Grand Rapids, MI 49503

Sunday Services and live webcasts at 9:15 a.m. and 6:00 p.m. EST. Click here for directions.
By , on August 7th, 2012

A Dry and Thirsty Land

In His infinite wisdom God has withheld rain and much of our country has suffered through drought conditions. Often the question arises, “Why?” Why is there drought? While there may be a scientific explanation such as two recurring La Niña weather patterns that have sent drier than normal conditions, we know that God is ultimately in control. And if God is in control of all the weather patterns, we need to be asking ourselves what is God saying to us? As we look around us we see a drought of biblical proportions — half of all counties in the entire United States are affected by this drought.
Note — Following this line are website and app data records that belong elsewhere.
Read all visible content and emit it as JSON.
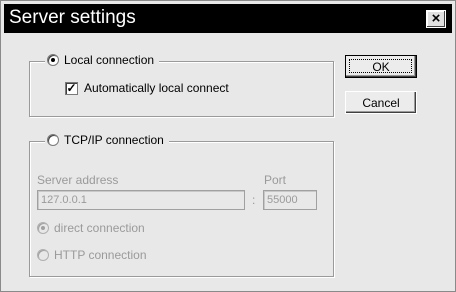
{
  "window": {
    "title": "Server settings",
    "close_glyph": "×"
  },
  "local_group": {
    "label": "Local connection",
    "selected": true,
    "auto_connect": {
      "label": "Automatically local connect",
      "checked": true,
      "check_glyph": "✓"
    }
  },
  "tcp_group": {
    "label": "TCP/IP connection",
    "selected": false,
    "server_address_label": "Server address",
    "server_address_value": "127.0.0.1",
    "port_label": "Port",
    "port_value": "55000",
    "separator": ":",
    "direct_connection": {
      "label": "direct connection",
      "selected": true
    },
    "http_connection": {
      "label": "HTTP connection",
      "selected": false
    }
  },
  "buttons": {
    "ok": "OK",
    "cancel": "Cancel"
  },
  "colors": {
    "title_bar": "#000000",
    "dialog_bg": "#e8e8e8",
    "disabled_text": "#9a9a9a"
  }
}
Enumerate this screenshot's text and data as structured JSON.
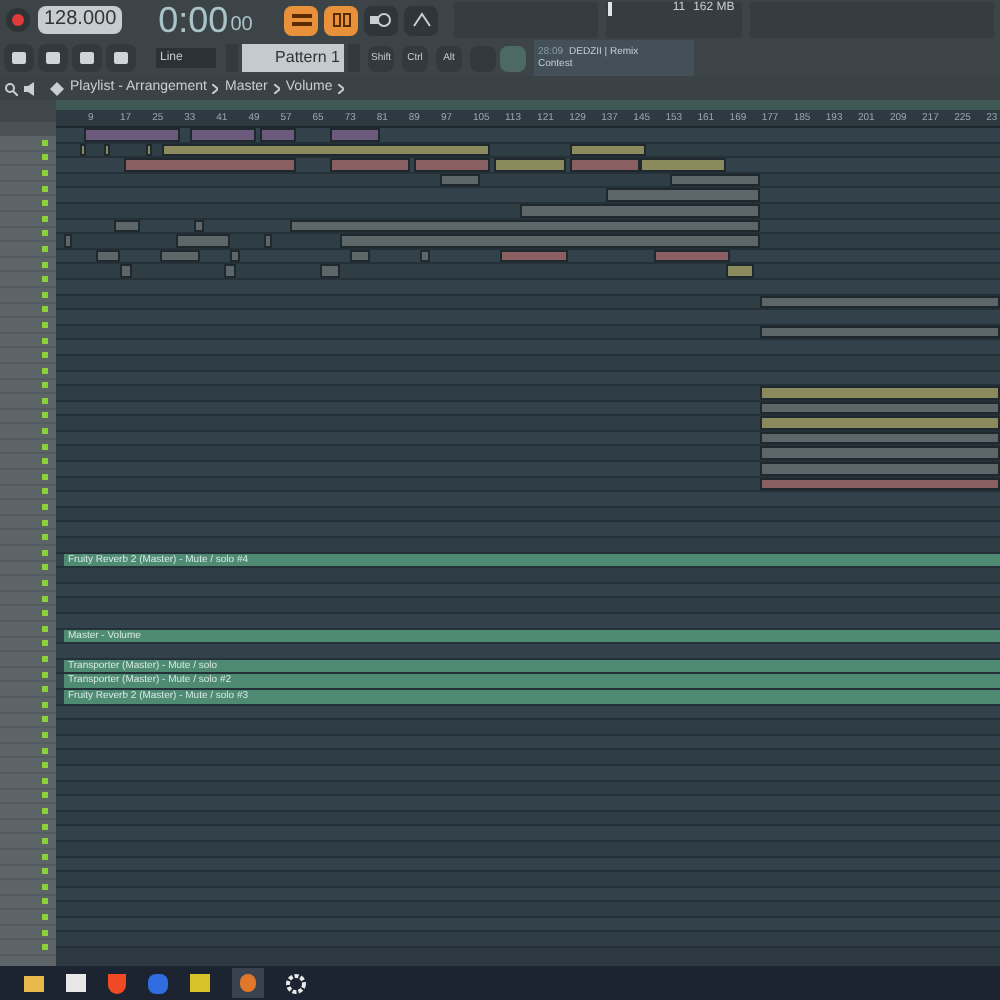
{
  "toolbar": {
    "tempo": "128.000",
    "time": "0:00",
    "time_small": "00",
    "pattern": "Pattern 1",
    "snap": "Line",
    "modifiers": [
      "Shift",
      "Ctrl",
      "Alt"
    ],
    "cpu": "11",
    "memory": "162 MB",
    "hint": {
      "time": "28:09",
      "title": "DEDZII | Remix",
      "subtitle": "Contest"
    }
  },
  "breadcrumb": {
    "items": [
      "Playlist - Arrangement",
      "Master",
      "Volume"
    ]
  },
  "ruler": [
    "9",
    "17",
    "25",
    "33",
    "41",
    "49",
    "57",
    "65",
    "73",
    "81",
    "89",
    "97",
    "105",
    "113",
    "121",
    "129",
    "137",
    "145",
    "153",
    "161",
    "169",
    "177",
    "185",
    "193",
    "201",
    "209",
    "217",
    "225",
    "23"
  ],
  "automation_clips": [
    {
      "label": "Fruity Reverb 2 (Master) - Mute / solo #4"
    },
    {
      "label": "Master - Volume"
    },
    {
      "label": "Transporter (Master) - Mute / solo"
    },
    {
      "label": "Transporter (Master) - Mute / solo #2"
    },
    {
      "label": "Fruity Reverb 2 (Master) - Mute / solo #3"
    }
  ]
}
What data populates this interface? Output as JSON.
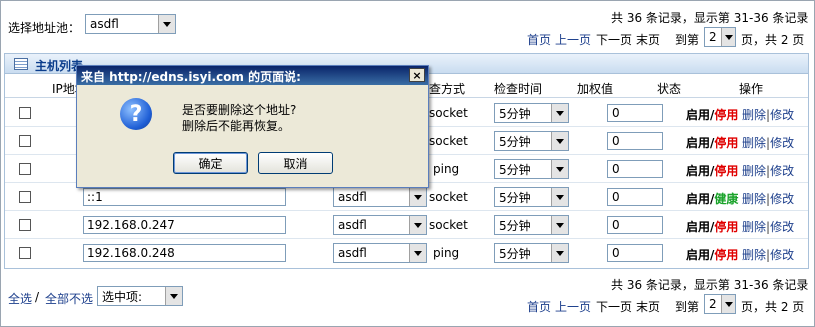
{
  "top": {
    "pool_label": "选择地址池：",
    "pool_value": "asdfl",
    "summary": "共 36 条记录，显示第 31-36 条记录"
  },
  "pager": {
    "first": "首页",
    "prev": "上一页",
    "next": "下一页",
    "last": "末页",
    "goto_prefix": "到第",
    "page_value": "2",
    "goto_suffix": "页，共 2 页"
  },
  "panel": {
    "title": "主机列表",
    "columns": {
      "ip": "IP地址",
      "method": "检查方式",
      "interval": "检查时间",
      "weight": "加权值",
      "status": "状态",
      "ops": "操作"
    }
  },
  "rows": [
    {
      "ip": "",
      "pool": "",
      "type": "socket",
      "interval": "5分钟",
      "weight": "0",
      "status_a": "启用",
      "status_b": "停用",
      "del": "删除",
      "edit": "修改"
    },
    {
      "ip": "",
      "pool": "",
      "type": "socket",
      "interval": "5分钟",
      "weight": "0",
      "status_a": "启用",
      "status_b": "停用",
      "del": "删除",
      "edit": "修改"
    },
    {
      "ip": "",
      "pool": "",
      "type": "ping",
      "interval": "5分钟",
      "weight": "0",
      "status_a": "启用",
      "status_b": "停用",
      "del": "删除",
      "edit": "修改"
    },
    {
      "ip": "::1",
      "pool": "asdfl",
      "type": "socket",
      "interval": "5分钟",
      "weight": "0",
      "status_a": "启用",
      "status_b": "健康",
      "del": "删除",
      "edit": "修改"
    },
    {
      "ip": "192.168.0.247",
      "pool": "asdfl",
      "type": "socket",
      "interval": "5分钟",
      "weight": "0",
      "status_a": "启用",
      "status_b": "停用",
      "del": "删除",
      "edit": "修改"
    },
    {
      "ip": "192.168.0.248",
      "pool": "asdfl",
      "type": "ping",
      "interval": "5分钟",
      "weight": "0",
      "status_a": "启用",
      "status_b": "停用",
      "del": "删除",
      "edit": "修改"
    }
  ],
  "bottom": {
    "select_all": "全选",
    "slash": "/",
    "deselect_all": "全部不选",
    "action_label": "选中项:",
    "summary": "共 36 条记录，显示第 31-36 条记录"
  },
  "dialog": {
    "title": "来自 http://edns.isyi.com 的页面说:",
    "close": "×",
    "icon": "?",
    "line1": "是否要删除这个地址?",
    "line2": "删除后不能再恢复。",
    "ok": "确定",
    "cancel": "取消"
  },
  "colors": {
    "link": "#1d3f8c",
    "disabled_red": "#e00000",
    "healthy_green": "#1aa32a",
    "titlebar": "#0a246a"
  }
}
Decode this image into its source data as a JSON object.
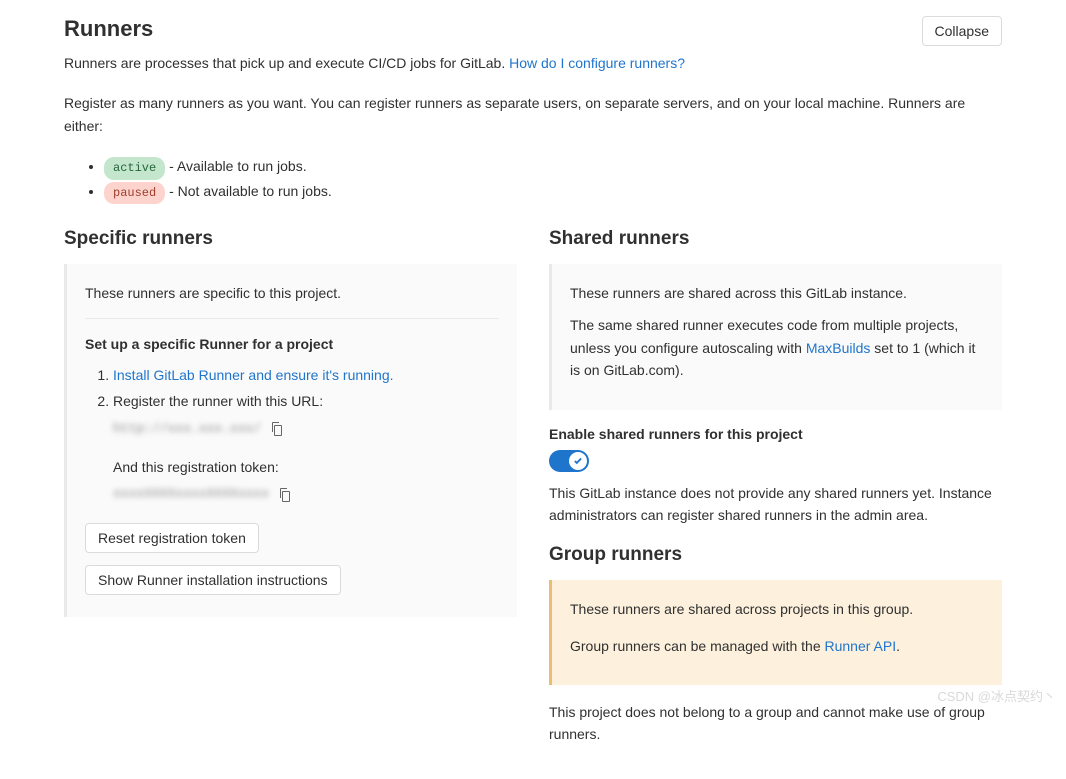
{
  "header": {
    "title": "Runners",
    "collapse_label": "Collapse"
  },
  "intro": {
    "line1_a": "Runners are processes that pick up and execute CI/CD jobs for GitLab. ",
    "line1_link": "How do I configure runners?",
    "line2": "Register as many runners as you want. You can register runners as separate users, on separate servers, and on your local machine. Runners are either:"
  },
  "statuses": {
    "active_label": "active",
    "active_desc": " - Available to run jobs.",
    "paused_label": "paused",
    "paused_desc": " - Not available to run jobs."
  },
  "specific": {
    "title": "Specific runners",
    "card_text": "These runners are specific to this project.",
    "setup_heading": "Set up a specific Runner for a project",
    "step1_link": "Install GitLab Runner and ensure it's running.",
    "step2_text": "Register the runner with this URL:",
    "url_value": "http://xxx.xxx.xxx/",
    "token_label": "And this registration token:",
    "token_value": "xxxxXXXXxxxxXXXXxxxx",
    "reset_button": "Reset registration token",
    "show_button": "Show Runner installation instructions"
  },
  "shared": {
    "title": "Shared runners",
    "card_p1": "These runners are shared across this GitLab instance.",
    "card_p2a": "The same shared runner executes code from multiple projects, unless you configure autoscaling with ",
    "card_p2_link": "MaxBuilds",
    "card_p2b": " set to 1 (which it is on GitLab.com).",
    "toggle_label": "Enable shared runners for this project",
    "toggle_on": true,
    "info_text": "This GitLab instance does not provide any shared runners yet. Instance administrators can register shared runners in the admin area."
  },
  "group": {
    "title": "Group runners",
    "card_p1": "These runners are shared across projects in this group.",
    "card_p2a": "Group runners can be managed with the ",
    "card_p2_link": "Runner API",
    "card_p2b": ".",
    "info_text": "This project does not belong to a group and cannot make use of group runners."
  },
  "watermark": "CSDN @冰点契约丶"
}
The pictures in the news are astounding. And just because the shelves at the local grocery store are still full, it does not really seem to affect us so much, so we carry on with life. But what can we learn from this drought?
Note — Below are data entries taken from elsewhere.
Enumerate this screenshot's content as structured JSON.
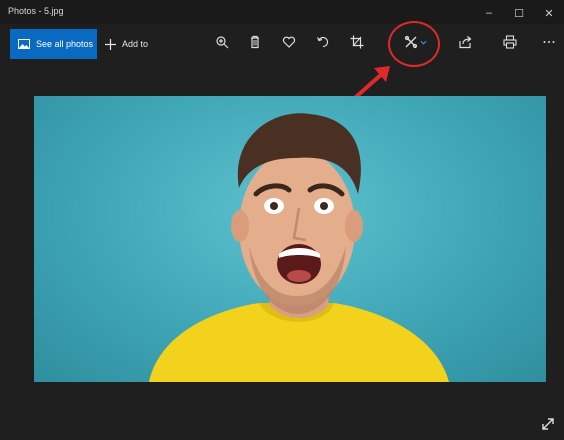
{
  "window": {
    "title": "Photos - 5.jpg",
    "controls": {
      "minimize": "–",
      "maximize": "☐",
      "close": "✕"
    }
  },
  "toolbar": {
    "see_all_photos_label": "See all photos",
    "add_to_label": "Add to",
    "tools": [
      {
        "name": "zoom-in",
        "icon": "zoom-in-icon"
      },
      {
        "name": "delete",
        "icon": "trash-icon"
      },
      {
        "name": "favorite",
        "icon": "heart-icon"
      },
      {
        "name": "rotate",
        "icon": "rotate-icon"
      },
      {
        "name": "crop",
        "icon": "crop-icon"
      },
      {
        "name": "edit-create",
        "icon": "edit-tools-icon"
      },
      {
        "name": "share",
        "icon": "share-icon"
      },
      {
        "name": "print",
        "icon": "print-icon"
      },
      {
        "name": "more",
        "icon": "more-icon"
      }
    ],
    "accent_color": "#0a6ac2"
  },
  "annotation": {
    "highlight_color": "#e02a2a"
  },
  "photo": {
    "subject": "man with surprised expression in yellow t-shirt",
    "background_color": "#4fb6c4",
    "shirt_color": "#f2d21d"
  }
}
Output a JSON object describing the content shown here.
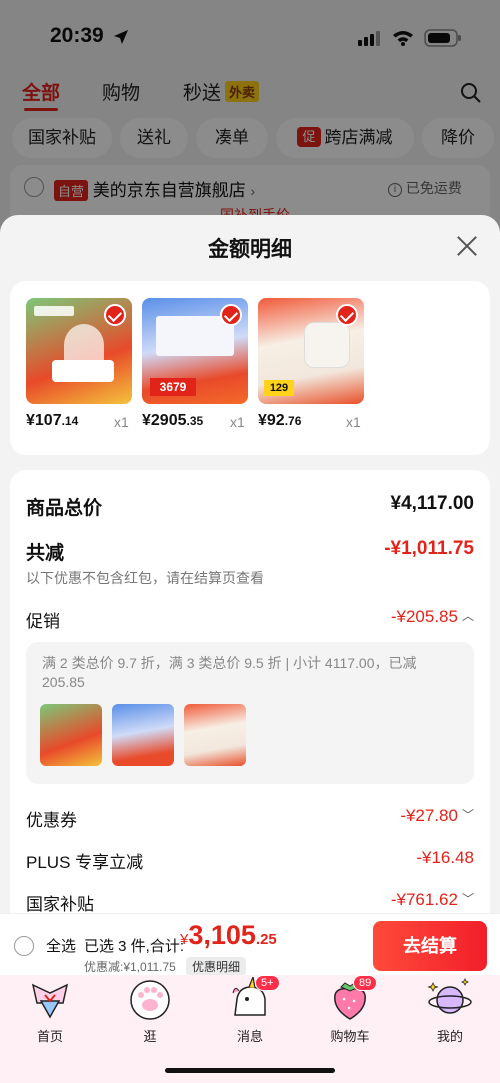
{
  "status_bar": {
    "time": "20:39"
  },
  "background": {
    "tabs": [
      "全部",
      "购物",
      "秒送"
    ],
    "waimai_tag": "外卖",
    "chips": [
      "国家补贴",
      "送礼",
      "凑单",
      "跨店满减",
      "降价"
    ],
    "promo_tag": "促",
    "store": {
      "tag": "自营",
      "name": "美的京东自营旗舰店",
      "free_shipping": "已免运费",
      "partial_text": "国补到手价"
    }
  },
  "modal": {
    "title": "金额明细",
    "products": [
      {
        "price_main": "¥107",
        "price_cents": ".14",
        "qty": "x1"
      },
      {
        "price_main": "¥2905",
        "price_cents": ".35",
        "qty": "x1"
      },
      {
        "price_main": "¥92",
        "price_cents": ".76",
        "qty": "x1"
      }
    ],
    "summary": {
      "total_label": "商品总价",
      "total_value": "¥4,117.00",
      "reduce_label": "共减",
      "reduce_value": "-¥1,011.75",
      "hint": "以下优惠不包含红包，请在结算页查看",
      "promo_label": "促销",
      "promo_value": "-¥205.85",
      "promo_desc": "满 2 类总价 9.7 折，满 3 类总价 9.5 折 | 小计 4117.00，已减 205.85",
      "coupon_label": "优惠券",
      "coupon_value": "-¥27.80",
      "plus_label": "PLUS 专享立减",
      "plus_value": "-¥16.48",
      "subsidy_label": "国家补贴",
      "subsidy_value": "-¥761.62"
    }
  },
  "checkout": {
    "select_all": "全选",
    "selected": "已选 3 件,合计:",
    "currency": "¥",
    "amount_main": "3,105",
    "amount_cents": ".25",
    "discount": "优惠减:¥1,011.75",
    "detail_chip": "优惠明细",
    "button": "去结算"
  },
  "tabbar": {
    "items": [
      {
        "label": "首页",
        "icon": "home-sailor-icon"
      },
      {
        "label": "逛",
        "icon": "paw-icon"
      },
      {
        "label": "消息",
        "icon": "unicorn-icon",
        "badge": "5+"
      },
      {
        "label": "购物车",
        "icon": "strawberry-icon",
        "badge": "89"
      },
      {
        "label": "我的",
        "icon": "planet-icon"
      }
    ]
  },
  "colors": {
    "accent": "#e2231a",
    "tabbar_bg": "#fff0f6"
  }
}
First, could this drought in nature be a symptom of the sickness and spiritual drought that affects our nation? Everywhere we look, we see moral declension. Marriage is denigrated, life is devalued, God is marginalized, and the new tolerance of our age has in fact become quite intolerant. It is not difficult to be a Jeremiah these days, weeping and mourning over the state of our nation and our own hearts. And as we weep and mourn it is very easy to pass by the important lessons that God is teaching us that He is laying His finger upon the sins of our own hearts and the sins of our nation, exposing the spiritual drought through a natural drought.

Secondly, have we forgotten God’s gracious dealings with us in providing for our every need? So often we are tempted to say, “My power and the might of mine hand hath gotten me this wealth” (Deut. 8:17). But God is saying, “But thou shalt remember the Lord thy God: for it is he that giveth thee power to get wealth” (Deut. 8:18). Every single blessing we receive in this life flows from the grace of God and not from ourselves. Let us never forget our dependence upon the God in whom we live and move and have our being.
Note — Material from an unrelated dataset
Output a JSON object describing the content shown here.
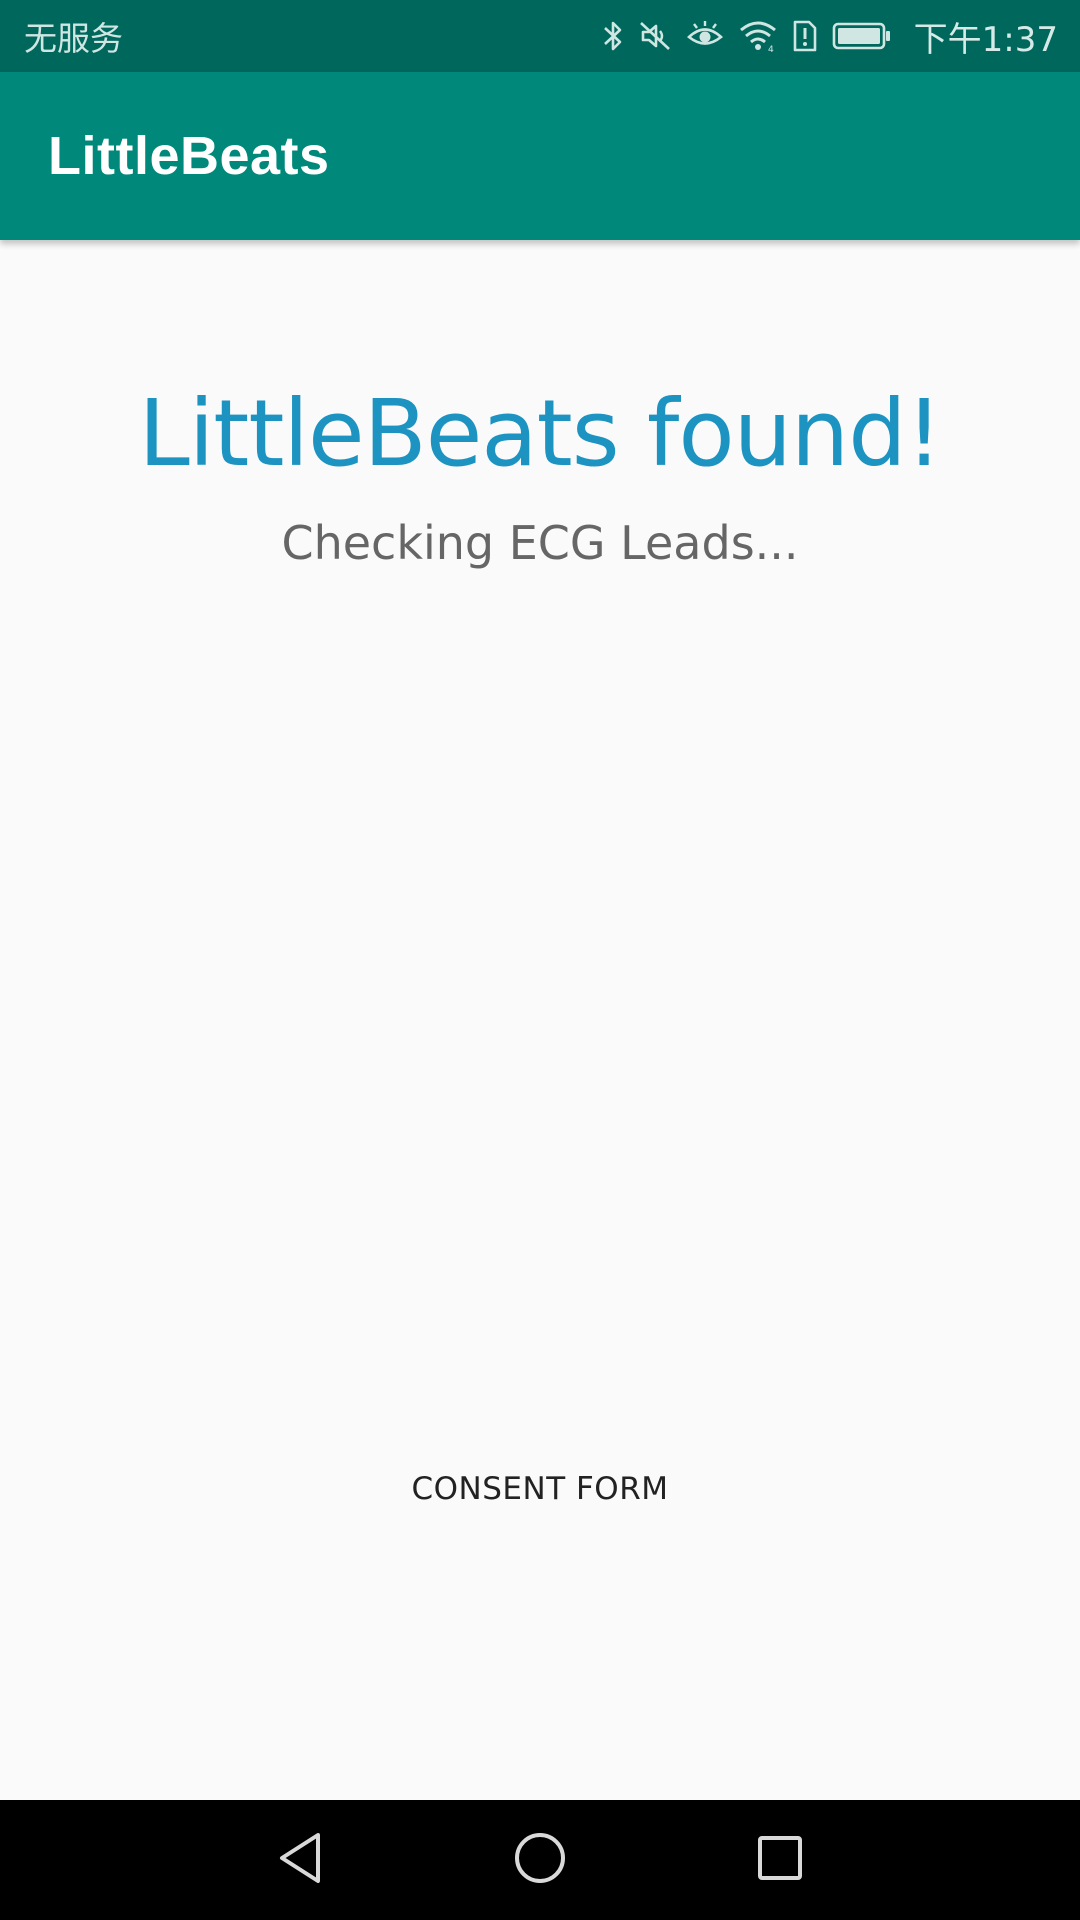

Thirdly, do we as the people of God need to be led to fresh repentance and reliance on the grace of God? So often we are blind to our sins and faults. But through this drought is God calling us to reflect upon our sinfulness and then turn to Him with all our sins for fresh measures of grace and an outpouring of the Holy Spirit? Will we heed the cry of the prophet, “Sow to yourselves in righteousness, reap in mercy; break up your fallow ground: for it is time to seek the LORD, till he come and rain righteousness upon you” (Hosea 10:12)?

Fourthly, are we also learning that God is still gracious? The drought could be so much worse than it is; we deserve worse. We deserve more than the scorching sun and soaring temperatures of the summer heat. By nature, we deserve the scorching heat of God’s fury against sin, but God is reminding us that today is still the day of salvation, “Today, if you will hear my voice, harden not your hearts” (Heb. 3:7-8).

Comments are closed.